By social selling, of course—with the emphasis on social. You'll want to add value to your network instead of directly pitching for sales meetings all day long.
The key here is to listen carefully to your prospects' concerns on platforms like LinkedIn and Twitter, engage them in conversations, and contribute answers that help establish you as a trusted source.
There are a bunch of fun access points to start a dialogue. Here are some of the most creative.
Butt In on Twitter
Don't just follow your potential clients on Twitter, or retweet valuable posts, or reply to them (although those are all great starts). Show that you care even more by watching closely when a customer engages in a conversation with another user.
Wait for a natural time to enter the conversation, and add your two cents.
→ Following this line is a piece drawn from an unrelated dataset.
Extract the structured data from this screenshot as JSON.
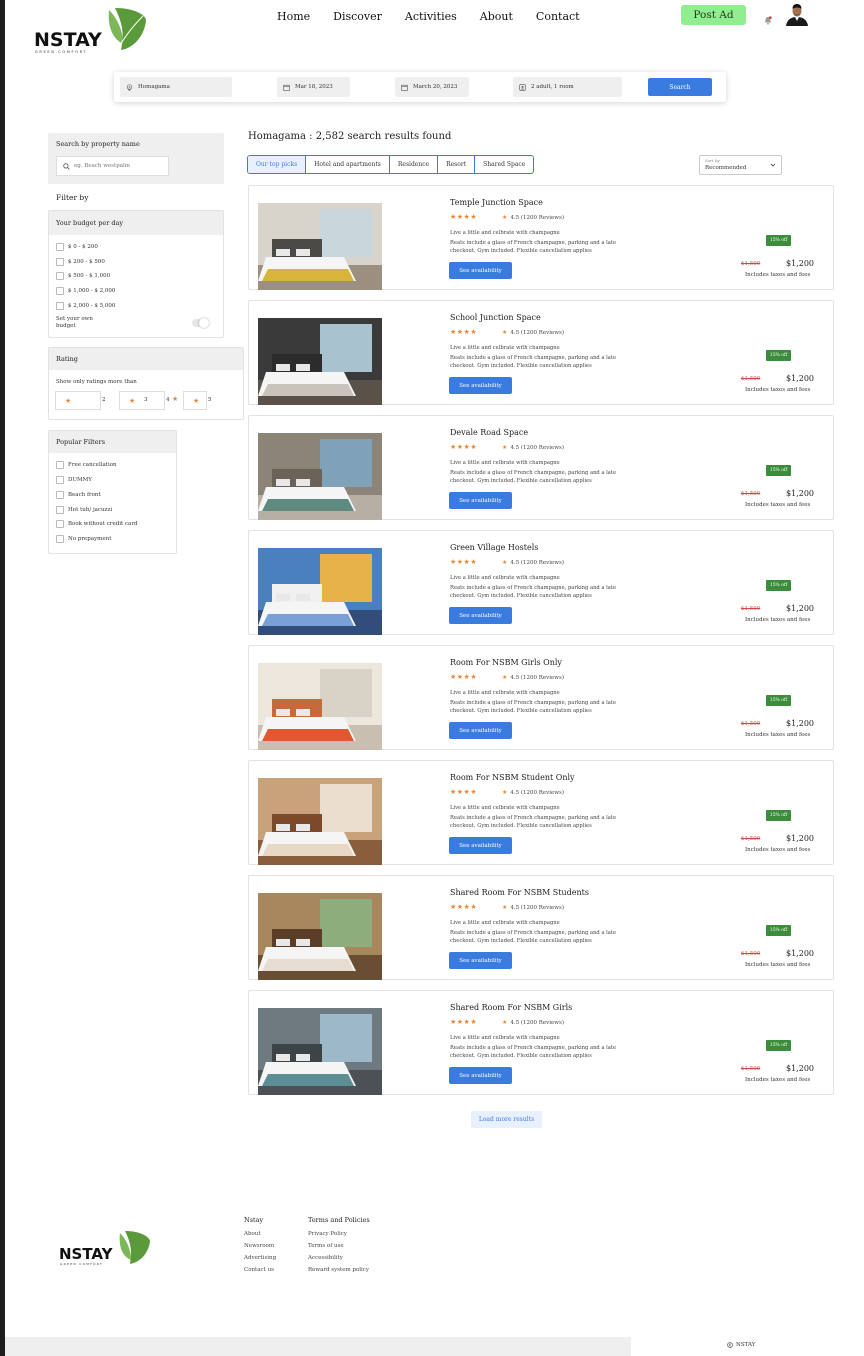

That advice comes via social selling guru Jack Kosakowski, who calls this strategy his "bread and butter" and has booked sales appointments off the method. The upshot is that his prospects enter those meetings already understanding his passion and commitment to their success.
Jump in on LinkedIn Groups
Another powerful way to tap into conversations is through the LinkedIn Groups that your prospects belong to (which are listed on their profiles). It's also a good bet that if a customer sells men's clothing, he or she may be part of a fashion industry association group. As members share links, blog posts through LinkedIn Pulse, and questions on the group page, look for ways you can solve their problems and address their concerns.
You can also praise what someone else wrote while always adding your unique take. That may get a conversation going. If you keep it up, you'll be noticed over time—even by potential clients who you weren’t directly targeting.
When commenting, avoid mentioning your company directly. Write with an eye towards the industry as a whole; you don't want to look over self-promotional.
Create an Industry Group on Facebook
Perhaps you sell human resources software for small businesses or in-office employee wellness programs. You could create a Facebook group around this service and invite your prospects to join. While there, post useful content and discuss the interests and concerns of potential clients in your target industry. You can also use the group to send customized messages to those you've invited, as sales expert Colleen Francis recommends.
Follow Your Target's Blogs
Finally, set up RSS feeds or subscribe to the blogs people in your target market are following. One way to find those blogs is to see which bloggers or companies your customers follow on LinkedIn and Twitter. Once you have a list of top blogs, make a habit of commenting on posts and engaging with other commenters. It's a good bet some of your clients are paying attention, and you'll look like a trusted advisor.
For more easy strategies to engage prospects early in the sales pipeline, subscribe to the LinkedIn Sales Solutions blog.